Central office

Limestone County Schools.

Friday marked the end of the first week of classes for students in the Limestone County school district but the start of the highest enrollment year yet and the start of several new programs and classes for students.

"We had an awesome start to school," Superintendent Tom Sisk said. "We opened the day with 10,048 students, the largest anyone can remember."

That number could rise even higher with late enrollees or the hundreds of virtual students who have yet to be counted. Sisk said it's "very possible" the district will reach or exceed 11,000 students for the first time in history.

The number of teachers could also rise. Sisk said district officials are paying close attention to overcrowding in the county, particularly at elementary schools.

"Once we get closer to the 20-day count, we may have to request new teaching units," he said. "... I'm thinking we are probably going to have to; I just don't know where yet."

In the meantime, he said he "couldn't be more proud" of the work teachers have put into starting the 2019-2020 school year right.

"They have done an awesome job getting the school ready," Sisk said. "As I walk through the classrooms and see the displays and teaching stations that have been created and readied for our students, it demonstrates to me a lot of tremendous hard work."

Students also have a lot of hard work ahead of them, part of the district's commitment to ensuring options for students in education. Limestone County Career Technical Center, which Sisk said also saw a boost in enrollment, added an advanced agriscience program this year, while several high schools expanded their advanced placement, or AP, courses.

Some students were even able to get a head start on the year through a partnership between Limestone County Schools and Calhoun Community College.

"We probably had 20 or 30 students that took English 101 and 102 over the summer," Sisk said. Some of those kids got an early high school credit by going to school this summer, so they could free up a period to take an elective."

With so many jobs coming to Limestone County, Sisk said it's important to him that students are not just on an even playing field but a step above what those jobs may require. He said parents and grandparents often approach him to say they want their school-age descendants to graduate with the ability to work good-paying jobs, raise families and continue living in the same communities they grew up in.
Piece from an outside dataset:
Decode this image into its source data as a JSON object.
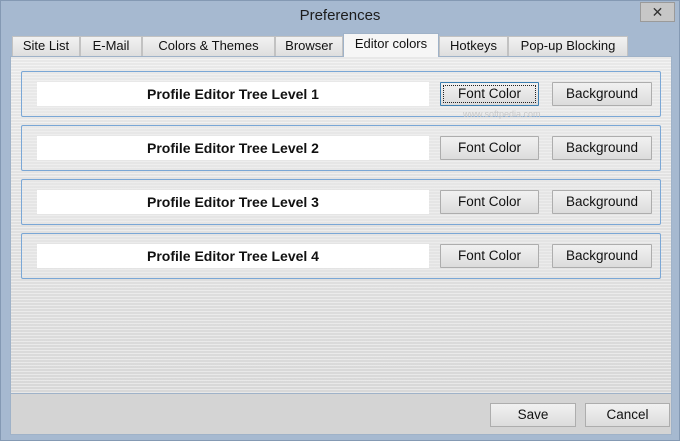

"There are going to be a tremendous amount of jobs in this area," Sisk said. "... It would be disheartening to think our students can't compete for them, so I'm doing everything I can with the generous support of our board to make sure our students have that opportunity. They still have to do the work and master the skills, but it is all about that opportunity.

"We have to give them that."